I have allowed myself to be pushed into early treatments by eager patients a couple of times, and it did not go well. So most importantly, if you don't feel good about treating her, if you feel a listening that seems to push you "out" of the gallbladder - do not let yourself be swayed against your better judgement!
I don't think there is a clear cut answer, but I hope it helps some.

Dagmar Growe, LMT
VM 1-6, NM 1-4, LT1, VVM 1 & 2


Debra Foley
 

Thank u for the great information!


On Jun 27, 2022, at 10:01 AM, Winnie Tsu <winnie.valencia@...> wrote:


When all settles down, consider the phrenic nerve as infection can affect it and it runs from C3-5 to pleura, capsule of liver, mediatinum, right upper abdominal peritoneum, diaphragm, capsule of gall bladder and adrenal glands.  Also helpful to release things related to C3-5 and thoracic outlet....subclavius, dorsal scapular nerve, subscapularis serratus ant, long thoracic nerve, nerve to levator and levator scap, rhomboids

Winnie

On Sun, Jun 26, 2022 at 2:53 PM Heather McWilliams <quantumleappt@...> wrote:
I just wanted to chime in and thank you Dagmar for your post.  I found it very helpful.
Heather McWilliams, MSPT
Quantum Leap Physical Therapy
360-990-6627

*Please note that the information contained within this email is intended for the recipient indicated in the salutation.  If you have received this email in error, please notify the sender and delete any copies of this email.  


On Sat, Jun 25, 2022 at 4:22 PM Debra Foley <foley.deb1960@...> wrote:
Thank you for responding. I appreciate it. Some good points. Always a learning experience.  She definitely has to have the gallbladder removed and has an appointment with surgeon beginning of July. 
Thanks again.
Deb



On Jun 24, 2022, at 4:18 PM, Dagmar via groups.io <dagmar=scattercreek.com@groups.io> wrote:

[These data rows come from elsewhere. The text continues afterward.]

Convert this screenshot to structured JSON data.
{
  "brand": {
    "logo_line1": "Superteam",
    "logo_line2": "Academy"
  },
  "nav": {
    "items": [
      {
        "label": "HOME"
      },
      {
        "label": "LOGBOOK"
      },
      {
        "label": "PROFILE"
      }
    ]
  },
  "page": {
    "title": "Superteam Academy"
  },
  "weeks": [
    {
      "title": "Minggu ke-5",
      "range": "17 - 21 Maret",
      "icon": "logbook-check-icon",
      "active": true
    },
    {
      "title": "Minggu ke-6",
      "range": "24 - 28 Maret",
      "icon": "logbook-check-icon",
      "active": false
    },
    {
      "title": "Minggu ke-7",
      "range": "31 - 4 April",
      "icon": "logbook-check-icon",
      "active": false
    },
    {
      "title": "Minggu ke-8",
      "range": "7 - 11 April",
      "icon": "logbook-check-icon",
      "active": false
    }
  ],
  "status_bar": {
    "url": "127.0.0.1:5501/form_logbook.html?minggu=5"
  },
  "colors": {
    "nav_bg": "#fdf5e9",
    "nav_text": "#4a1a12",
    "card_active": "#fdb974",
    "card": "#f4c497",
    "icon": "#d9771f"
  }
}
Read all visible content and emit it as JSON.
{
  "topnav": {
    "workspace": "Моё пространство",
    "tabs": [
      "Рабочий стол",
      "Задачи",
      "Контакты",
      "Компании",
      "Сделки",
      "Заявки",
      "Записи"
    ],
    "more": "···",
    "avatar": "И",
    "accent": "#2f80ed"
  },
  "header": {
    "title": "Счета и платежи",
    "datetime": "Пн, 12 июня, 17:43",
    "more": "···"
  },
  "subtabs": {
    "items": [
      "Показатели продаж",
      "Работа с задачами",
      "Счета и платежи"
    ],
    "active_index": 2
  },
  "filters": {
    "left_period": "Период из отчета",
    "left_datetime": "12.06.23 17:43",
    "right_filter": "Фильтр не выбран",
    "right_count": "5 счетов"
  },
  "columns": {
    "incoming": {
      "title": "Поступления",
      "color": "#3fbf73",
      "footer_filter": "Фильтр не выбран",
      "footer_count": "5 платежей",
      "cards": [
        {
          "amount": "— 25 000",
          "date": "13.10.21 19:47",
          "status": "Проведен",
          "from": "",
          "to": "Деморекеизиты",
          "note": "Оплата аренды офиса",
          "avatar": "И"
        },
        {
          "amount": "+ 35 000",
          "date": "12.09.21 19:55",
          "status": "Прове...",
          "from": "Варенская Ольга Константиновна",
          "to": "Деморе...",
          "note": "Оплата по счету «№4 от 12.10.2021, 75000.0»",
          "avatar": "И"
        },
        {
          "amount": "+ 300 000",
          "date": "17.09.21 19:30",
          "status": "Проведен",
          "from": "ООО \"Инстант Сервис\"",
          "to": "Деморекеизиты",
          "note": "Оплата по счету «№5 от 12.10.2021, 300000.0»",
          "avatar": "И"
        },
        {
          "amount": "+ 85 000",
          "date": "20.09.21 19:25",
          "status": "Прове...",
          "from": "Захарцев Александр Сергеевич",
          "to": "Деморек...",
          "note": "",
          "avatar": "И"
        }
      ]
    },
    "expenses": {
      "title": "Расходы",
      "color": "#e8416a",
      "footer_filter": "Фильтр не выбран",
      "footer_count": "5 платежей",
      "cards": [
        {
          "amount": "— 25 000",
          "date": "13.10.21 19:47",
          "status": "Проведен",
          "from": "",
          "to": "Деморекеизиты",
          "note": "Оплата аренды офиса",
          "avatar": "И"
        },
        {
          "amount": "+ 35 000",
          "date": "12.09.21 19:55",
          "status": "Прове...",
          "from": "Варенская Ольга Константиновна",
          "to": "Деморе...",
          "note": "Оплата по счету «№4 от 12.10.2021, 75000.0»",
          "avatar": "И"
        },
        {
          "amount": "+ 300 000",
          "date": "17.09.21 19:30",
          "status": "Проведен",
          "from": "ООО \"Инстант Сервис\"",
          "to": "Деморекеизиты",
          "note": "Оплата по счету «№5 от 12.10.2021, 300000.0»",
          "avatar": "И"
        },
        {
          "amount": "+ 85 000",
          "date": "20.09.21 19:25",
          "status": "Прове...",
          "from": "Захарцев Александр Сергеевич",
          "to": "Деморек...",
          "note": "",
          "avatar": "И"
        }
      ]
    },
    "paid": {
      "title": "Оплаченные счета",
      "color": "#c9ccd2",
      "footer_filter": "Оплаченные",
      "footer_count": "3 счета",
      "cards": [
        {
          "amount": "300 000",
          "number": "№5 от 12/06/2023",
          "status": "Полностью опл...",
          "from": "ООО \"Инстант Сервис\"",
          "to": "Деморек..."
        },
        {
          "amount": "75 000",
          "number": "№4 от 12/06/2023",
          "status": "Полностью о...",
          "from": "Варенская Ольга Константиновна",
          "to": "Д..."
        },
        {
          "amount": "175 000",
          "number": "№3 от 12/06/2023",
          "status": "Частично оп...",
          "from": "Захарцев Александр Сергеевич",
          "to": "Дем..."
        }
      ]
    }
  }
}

Hi Deb,
The first thing that comes to my mind is as visceral therapist we work "in the realm of the subacute". So the question is when will your patient be subacute. Is the infection gone? Are the doctors still planning on removal of gallbladder? I would give it at least 4 weeks after surgery, and then start with a short appointment, mainly motility. See how she does with that, and take it from there. I would also require a doctor's ok to cover my you-know-what. 
I have allowed myself to be pushed into early treatments by eager patients a couple of times, and it did not go well. So most importantly, if you don't feel good about treating her, if you feel a listening that seems to push you "out" of the gallbladder - do not let yourself be swayed against your better judgement!
I don't think there is a clear cut answer, but I hope it helps some.

Dagmar Growe, LMT
VM 1-6, NM 1-4, LT1, VVM 1 & 2